Should girls skip grades so they can 'have it all?'

If girls were allowed to fast track through school, would it mean the overlap between best career years and childbearing ones didn't overlap?

It's the question that comes up time and again for modern women: how can we balance a successful career with having a family, without one of them taking a back seat.
Many do both, juggling the peak of their career with new motherhood.
But several highly successful women have spoken to The Atlantic about the potential for fast tracking girls through school, so that they can build a career earlier, and get established in their industry before they might want to start a family.
Jane Charlton, a renowned astrophysicist who skipped grades in high school due to her extraordinary ability, thinks fast tracking could work for some young girls.
Jane went to Uni at 15, had a masters by 19, and by the end of her twenties was a tenured professor at Pennsylvania State, and was expecting her first child.
“By skipping grades and getting to grad school early, I could devote time and energy to building my career and earn tenure before I started raising a family,” says Charlton. “It was extremely beneficial to my career not to be devoting my 20s to anything else.”
Of course Charlton is a special case. But it's estimated that worldwide there are millions of gifted girls who could be accelerated in this manner, but have no option to.
As a result, some experts believe these girls are forced to be educated at a pace that means their prime career-building years will overlap with their childbearing ones, too.
This means at some point, they have to make a choice.
Neurosurgeon Deborah Benzil says the system is currently rigged against girls, something she calls out as "Bull----."
“You can call it a choice, [between kids and career] but it’s a choice that men don’t usually have to make. Who else is going have the babies?”
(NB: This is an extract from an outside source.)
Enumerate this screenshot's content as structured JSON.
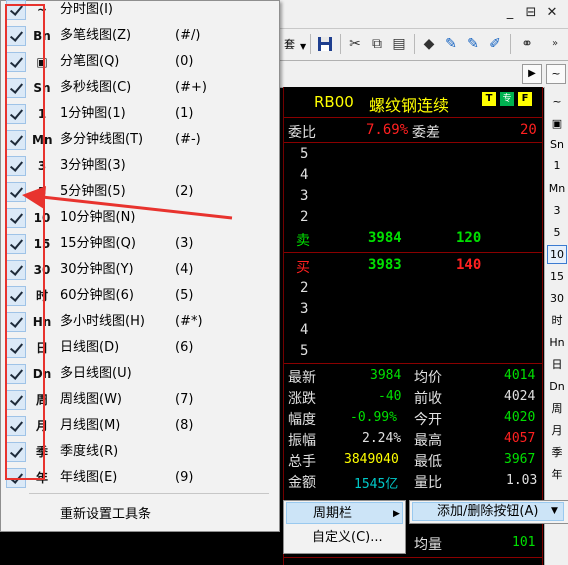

Benzil didn't have the option to skip grades at school, and ended up having her first child when she was a medical resident.
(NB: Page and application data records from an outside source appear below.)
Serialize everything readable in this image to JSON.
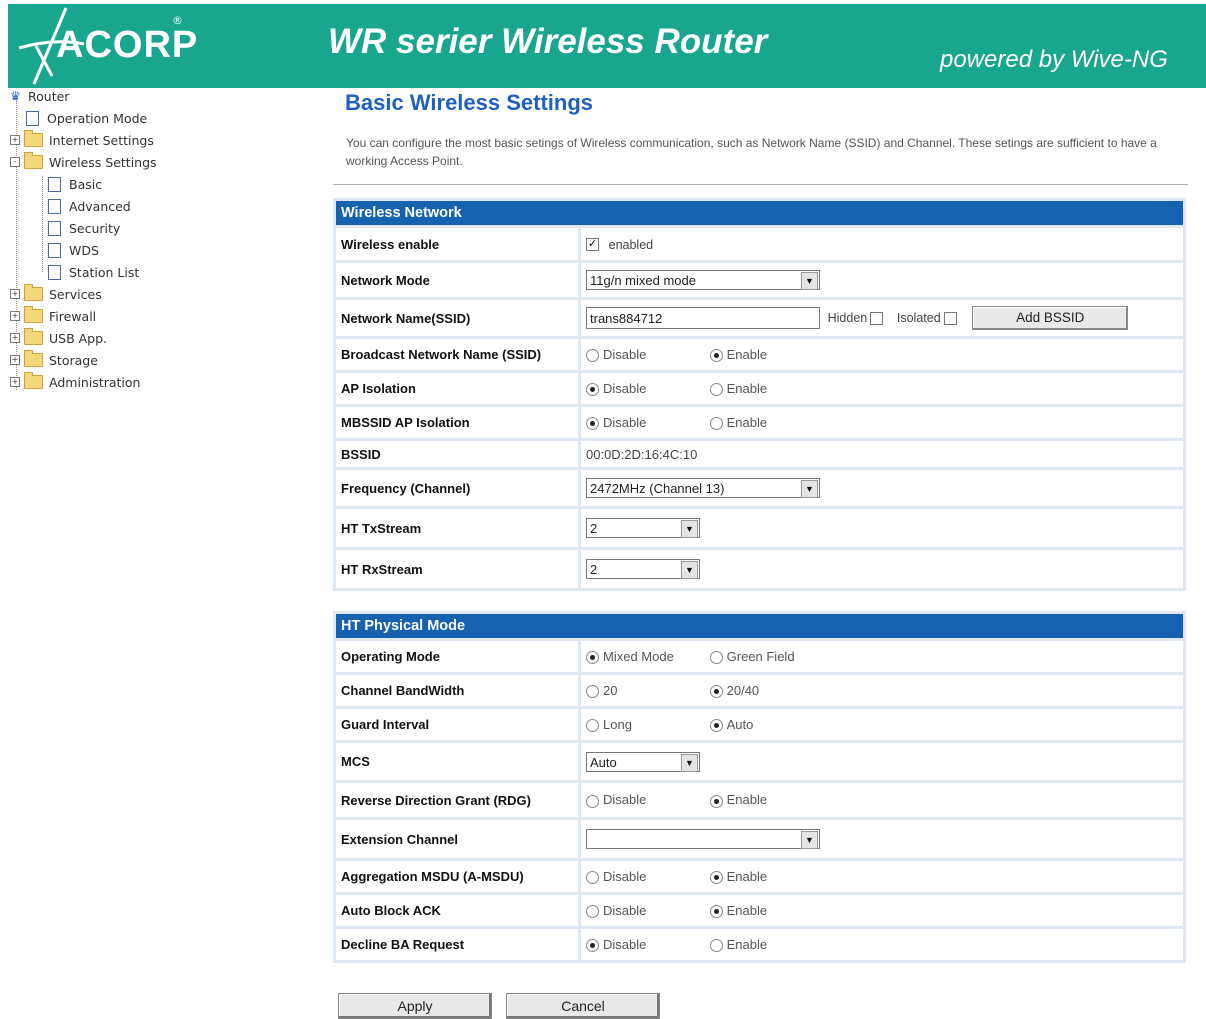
{
  "header": {
    "logo_text": "ACORP",
    "logo_mark": "®",
    "title": "WR serier Wireless Router",
    "powered": "powered by Wive-NG"
  },
  "sidebar": {
    "items": [
      {
        "label": "Router",
        "icon": "router-icon",
        "indent": 0
      },
      {
        "label": "Operation Mode",
        "icon": "page-icon",
        "indent": 1
      },
      {
        "label": "Internet Settings",
        "icon": "folder-icon",
        "indent": 1,
        "toggle": "+"
      },
      {
        "label": "Wireless Settings",
        "icon": "folder-open-icon",
        "indent": 1,
        "toggle": "-"
      },
      {
        "label": "Basic",
        "icon": "page-icon",
        "indent": 2
      },
      {
        "label": "Advanced",
        "icon": "page-icon",
        "indent": 2
      },
      {
        "label": "Security",
        "icon": "page-icon",
        "indent": 2
      },
      {
        "label": "WDS",
        "icon": "page-icon",
        "indent": 2
      },
      {
        "label": "Station List",
        "icon": "page-icon",
        "indent": 2
      },
      {
        "label": "Services",
        "icon": "folder-icon",
        "indent": 1,
        "toggle": "+"
      },
      {
        "label": "Firewall",
        "icon": "folder-icon",
        "indent": 1,
        "toggle": "+"
      },
      {
        "label": "USB App.",
        "icon": "folder-icon",
        "indent": 1,
        "toggle": "+"
      },
      {
        "label": "Storage",
        "icon": "folder-icon",
        "indent": 1,
        "toggle": "+"
      },
      {
        "label": "Administration",
        "icon": "folder-icon",
        "indent": 1,
        "toggle": "+"
      }
    ]
  },
  "main": {
    "title": "Basic Wireless Settings",
    "description": "You can configure the most basic setings of Wireless communication, such as Network Name (SSID) and Channel. These setings are sufficient to have a working Access Point."
  },
  "wireless": {
    "section_title": "Wireless Network",
    "enable_label": "Wireless enable",
    "enable_text": "enabled",
    "mode_label": "Network Mode",
    "mode_value": "11g/n mixed mode",
    "ssid_label": "Network Name(SSID)",
    "ssid_value": "trans884712",
    "hidden_label": "Hidden",
    "isolated_label": "Isolated",
    "add_bssid": "Add BSSID",
    "broadcast_label": "Broadcast Network Name (SSID)",
    "ap_isolation_label": "AP Isolation",
    "mbssid_label": "MBSSID AP Isolation",
    "bssid_label": "BSSID",
    "bssid_value": "00:0D:2D:16:4C:10",
    "freq_label": "Frequency (Channel)",
    "freq_value": "2472MHz (Channel 13)",
    "tx_label": "HT TxStream",
    "tx_value": "2",
    "rx_label": "HT RxStream",
    "rx_value": "2",
    "disable": "Disable",
    "enable": "Enable"
  },
  "ht": {
    "section_title": "HT Physical Mode",
    "op_label": "Operating Mode",
    "op_mixed": "Mixed Mode",
    "op_green": "Green Field",
    "bw_label": "Channel BandWidth",
    "bw_20": "20",
    "bw_2040": "20/40",
    "gi_label": "Guard Interval",
    "gi_long": "Long",
    "gi_auto": "Auto",
    "mcs_label": "MCS",
    "mcs_value": "Auto",
    "rdg_label": "Reverse Direction Grant (RDG)",
    "ext_label": "Extension Channel",
    "ext_value": "",
    "amsdu_label": "Aggregation MSDU (A-MSDU)",
    "ack_label": "Auto Block ACK",
    "ba_label": "Decline BA Request",
    "disable": "Disable",
    "enable": "Enable"
  },
  "buttons": {
    "apply": "Apply",
    "cancel": "Cancel"
  },
  "colors": {
    "header_bg": "#19a68f",
    "section_bg": "#1661b0",
    "title": "#1f5fbf"
  }
}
"I wouldn't wish that experience on anyone," she says. "I was physically wrecked during those early years."
And research sadly tends to agree with her.
In a study of 25,000 Harvard Business School alumini, both men and women wanted their career to be as important as their spouse's. But when children came along, it was increasingly the men's careers that took precedence, as the women's suffered.
Many teachers however oppose the idea of acceleration, as some feel it pushes children out of childhood and hurts their social development.
Charlton disagrees. She says jumping to college in her teenage years was far better for her.
"People my own age viewed me as peculiar. At 15, college was a better place for me."